(Thanks Ludwig for the link!)

Sunday, August 06, 2006

(In)visibility: A Portrait of the Globalized Family

[Image: On unexpected sites in the Pretoriusstraat, a neighbourhood with a largely mixed population, artists of various disciplines were asked to place a work, or installation in shop-windows or on other locations. Peeping in is allowed and even required. 'STADSGUERRILLA' - 'Guerrilla in the city' was inspired by the fashion of civilian clothes made from camouflage printed fabrics. The family in this work is dressed in their finest outfits, like the ones people wear on weddings or other very special occasions, but the costumes are made from textiles with a camouflage print. This father, mother and their two children are dressed spotlessly, but prefer to remain invisible as a family. Pretoriusstraat, Amsterdam (2004)] (via: ARTBBQ)

See these earlier posts for more on the "camotopia": More Camouflage Jazzercise; Hiding in perspective; Our favorite color camouflage.

Brutal Urbanism

Monu Magazine has released their 5th issue - Brutal Urbanism: Violence and Upheaval in the City, with all of the articles posted online in PDF's. Brutalism is something that has always been a part of the urban environment, from the birth of the city centuries and centuries ago, which is traced in a fascinating timeline by UAS (a design and research studio at the University of Kansas). It's development up through today is evident in the structural manifestation of brutality, conflict as a main building block in the urban DNA of the city; brutal urbanism as a systemic evolution of mankind; the city as brutal sublime. Loïc Wacquant examines the integrity of the nation-state challenged by a self-perpetual paradigm of urban disorder, collective violence, ethnoracial conflict; polities governed by an institutional brutalism that exists at the heart of the world's advanced societies.

Another article written by Lukas Feireiss looks at the visible and non-visible lines of the city, the various architectural confinements that make up in part both the obvious and subversive fabric of an urban environment, and how a "socio-spatial militarization of the city naturally generates a condition of upheaval." Eyal Weizman further indicts architects and planners as "war criminals" and draws upon the very definitions of international humanitarian law as the ultimate basis for architectural critique. He argues that "urbicide" was not defined by the bombing campaigns in Bosnia or the military destruction of infrastructure and monuments where architects played a role in assisting the military, but began in the early stages of urban renewal, and the "hygenic" regeneration practices of American planning, like the agressive "cleaning up" of the Bronx, for example.

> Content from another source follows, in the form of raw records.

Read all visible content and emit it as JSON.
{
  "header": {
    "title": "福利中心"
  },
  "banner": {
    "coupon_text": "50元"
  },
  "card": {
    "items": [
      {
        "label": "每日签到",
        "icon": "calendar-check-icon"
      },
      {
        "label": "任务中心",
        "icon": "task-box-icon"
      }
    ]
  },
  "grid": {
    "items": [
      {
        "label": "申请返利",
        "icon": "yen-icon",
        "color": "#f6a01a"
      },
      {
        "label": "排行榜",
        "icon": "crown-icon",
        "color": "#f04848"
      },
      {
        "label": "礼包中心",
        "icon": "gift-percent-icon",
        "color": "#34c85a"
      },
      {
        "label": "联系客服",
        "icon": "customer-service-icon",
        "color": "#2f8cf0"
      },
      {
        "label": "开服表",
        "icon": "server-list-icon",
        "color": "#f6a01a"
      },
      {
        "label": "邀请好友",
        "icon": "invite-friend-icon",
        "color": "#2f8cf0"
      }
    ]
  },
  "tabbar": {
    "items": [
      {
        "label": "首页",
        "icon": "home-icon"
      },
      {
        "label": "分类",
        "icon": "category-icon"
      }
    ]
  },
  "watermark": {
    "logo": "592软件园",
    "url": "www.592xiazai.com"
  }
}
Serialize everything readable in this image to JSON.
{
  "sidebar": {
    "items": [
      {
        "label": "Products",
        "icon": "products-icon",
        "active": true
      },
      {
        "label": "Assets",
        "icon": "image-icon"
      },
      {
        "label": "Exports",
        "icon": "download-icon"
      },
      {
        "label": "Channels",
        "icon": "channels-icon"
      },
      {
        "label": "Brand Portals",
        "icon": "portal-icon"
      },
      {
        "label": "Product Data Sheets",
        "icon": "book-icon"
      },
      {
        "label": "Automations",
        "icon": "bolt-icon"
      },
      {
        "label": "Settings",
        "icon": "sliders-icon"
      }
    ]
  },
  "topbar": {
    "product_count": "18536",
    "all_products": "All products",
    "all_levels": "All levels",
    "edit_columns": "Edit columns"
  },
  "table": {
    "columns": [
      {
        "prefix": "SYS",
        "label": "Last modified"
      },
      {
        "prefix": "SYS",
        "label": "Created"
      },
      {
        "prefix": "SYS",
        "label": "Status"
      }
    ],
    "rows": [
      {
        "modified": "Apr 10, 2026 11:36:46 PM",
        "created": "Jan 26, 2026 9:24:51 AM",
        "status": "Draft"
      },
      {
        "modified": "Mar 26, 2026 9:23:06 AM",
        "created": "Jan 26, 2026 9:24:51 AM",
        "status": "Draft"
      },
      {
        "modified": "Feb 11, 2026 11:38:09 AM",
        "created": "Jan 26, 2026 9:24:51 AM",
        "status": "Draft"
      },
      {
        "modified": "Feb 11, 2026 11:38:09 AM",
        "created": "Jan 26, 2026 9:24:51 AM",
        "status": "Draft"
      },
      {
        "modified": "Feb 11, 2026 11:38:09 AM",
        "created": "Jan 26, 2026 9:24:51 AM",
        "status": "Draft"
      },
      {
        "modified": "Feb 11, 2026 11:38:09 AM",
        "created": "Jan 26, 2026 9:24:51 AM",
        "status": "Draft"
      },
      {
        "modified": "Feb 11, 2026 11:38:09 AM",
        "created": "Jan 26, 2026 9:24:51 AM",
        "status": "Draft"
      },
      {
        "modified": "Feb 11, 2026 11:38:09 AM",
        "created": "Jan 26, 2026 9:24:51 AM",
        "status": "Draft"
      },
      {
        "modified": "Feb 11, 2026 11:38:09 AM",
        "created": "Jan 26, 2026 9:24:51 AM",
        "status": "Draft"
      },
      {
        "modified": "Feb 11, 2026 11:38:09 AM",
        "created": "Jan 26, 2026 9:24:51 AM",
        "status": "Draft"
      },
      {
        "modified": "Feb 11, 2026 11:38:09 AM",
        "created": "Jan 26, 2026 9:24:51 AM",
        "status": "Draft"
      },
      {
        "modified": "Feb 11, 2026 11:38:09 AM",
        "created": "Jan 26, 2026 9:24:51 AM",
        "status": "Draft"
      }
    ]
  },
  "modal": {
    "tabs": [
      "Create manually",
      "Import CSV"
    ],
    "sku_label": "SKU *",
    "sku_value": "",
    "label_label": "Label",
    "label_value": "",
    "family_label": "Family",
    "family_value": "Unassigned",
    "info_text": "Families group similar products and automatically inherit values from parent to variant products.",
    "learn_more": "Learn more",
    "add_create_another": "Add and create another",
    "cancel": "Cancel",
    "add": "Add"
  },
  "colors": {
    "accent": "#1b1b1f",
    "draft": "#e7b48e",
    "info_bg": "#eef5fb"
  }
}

Then, Philipp Misselwitz and Tim Rieniets offer a great history of Jerusalem, which has become "a labratory for the production of extreme spatial configurations, a condition that could be described by the notion of a 'conflict urbanisn'; [...] a city that always interwine with political agendas, [...] that changes physical form at an accelerated, almost daily fashion," where "processes of urban change, such as road planning, closures, construction of walls, fences, etc. that require year-long planning processes in Western cities can be implemented virtually overnight."

It's an excellent issue with lots of other great reads, so check it out.